In 2002, The New York Times offered a window into how some Japanese people viewed mental illness, sometimes viewed through a lens of character, rather than as medical conditions – views some analysts say have changed, but not entirely:

Many experts say the biggest barrier to treatment is the sense of shame about psychological conditions, which some liken to the way depression was whispered about darkly in the United States in the 1950's, in the era of shock therapy.

When Japanese experience depression, doctors say, they prefer to imagine something is wrong with their character rather than their heads, and a cultural impulse known as ''gaman,'' or the will to endure, takes precedence over medical care.

''In a culture of shame, the only thing to do about illnesses of the mind is to hide them,'' Dr. [Tadashi] Onda [a Tokyo psychiatrist] said. ''They still carry a stigma here that can haunt families down through the generations. The best parallel I can imagine is the war, when tens of thousands of Japanese soldiers preferred dying in hopeless circumstances rather than surrendering – because of the power of shame.''

Much of Japan has warmed to psychological treatment since then, according to BBC. However, the more severe a mental disorder, the stronger a stigma has remained, according to a 2013 study published in Psychiatry and Clinical Neurosciences.

The study, led by Shuntaro Ando of the Tokyo Metropolitan Institute of Medical Science, also found those diagnosed with mental health disorders were more likely to be institutionalized. 

Stephen Murphy-Shigematsu, a California-based psychologist who was a professor at the University of Tokyo, says the country also has a long history of institutionalizing those with any kind of disability, mental or physical. In a phone interview with The Christian Science Monitor Tuesday, he says it's possible the country's negative perception about disabled people could have contributed to Uematsu’s delusional beliefs. 

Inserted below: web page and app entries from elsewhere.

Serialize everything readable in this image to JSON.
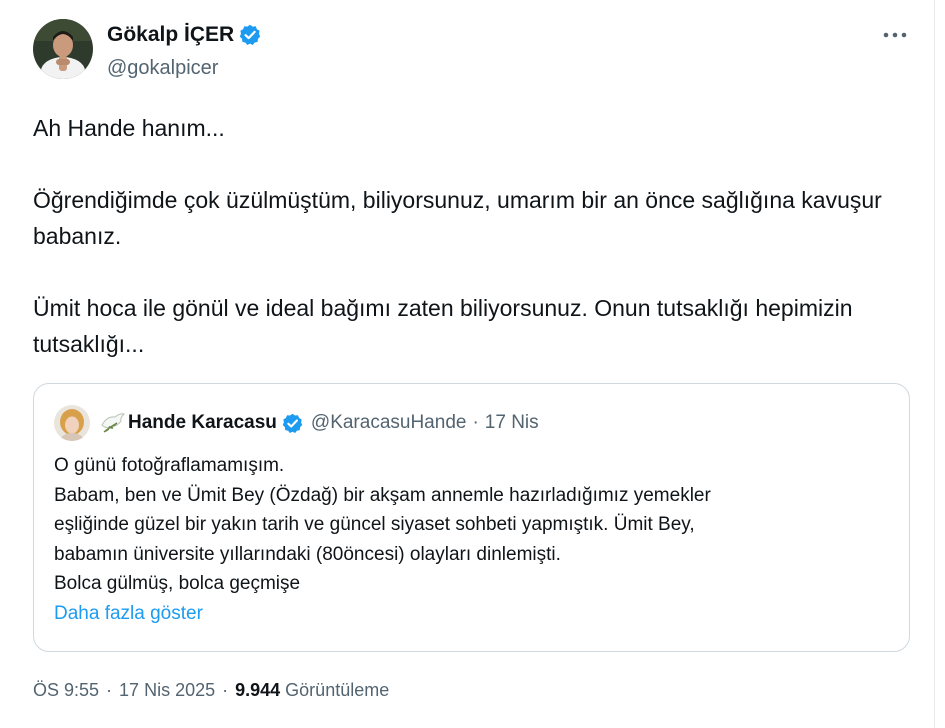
{
  "author": {
    "name": "Gökalp İÇER",
    "handle": "@gokalpicer",
    "verified": true,
    "avatar_icon": "profile-photo"
  },
  "more_icon": "more-horizontal-icon",
  "tweet": {
    "paragraphs": [
      "Ah Hande hanım...",
      "Öğrendiğimde çok üzülmüştüm, biliyorsunuz, umarım bir an önce sağlığına kavuşur babanız.",
      "Ümit hoca ile gönül ve ideal bağımı zaten biliyorsunuz. Onun tutsaklığı hepimizin tutsaklığı..."
    ]
  },
  "quote": {
    "name": "Hande Karacasu",
    "handle": "@KaracasuHande",
    "separator": "·",
    "date": "17 Nis",
    "verified": true,
    "dove_icon": "dove-olive-branch-icon",
    "lines": [
      "O günü fotoğraflamamışım.",
      "Babam, ben ve Ümit Bey (Özdağ) bir akşam annemle hazırladığımız yemekler",
      "eşliğinde güzel bir yakın tarih ve güncel siyaset sohbeti yapmıştık. Ümit Bey,",
      "babamın üniversite yıllarındaki (80öncesi) olayları dinlemişti.",
      "Bolca gülmüş, bolca geçmişe"
    ],
    "show_more": "Daha fazla göster"
  },
  "meta": {
    "time": "ÖS 9:55",
    "date": "17 Nis 2025",
    "sep1": "·",
    "sep2": "·",
    "views_count": "9.944",
    "views_label": "Görüntüleme"
  },
  "colors": {
    "verified_blue": "#1d9bf0",
    "secondary_text": "#536471",
    "primary_text": "#0f1419",
    "border": "#cfd9de"
  }
}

But Dr. Murphy-Shigematsu hopes that a horrific crime like this can lead to disabled people generally becoming more accepted, "less stigmatized, and more integrated into society." 

This report contains material from the Associated Press.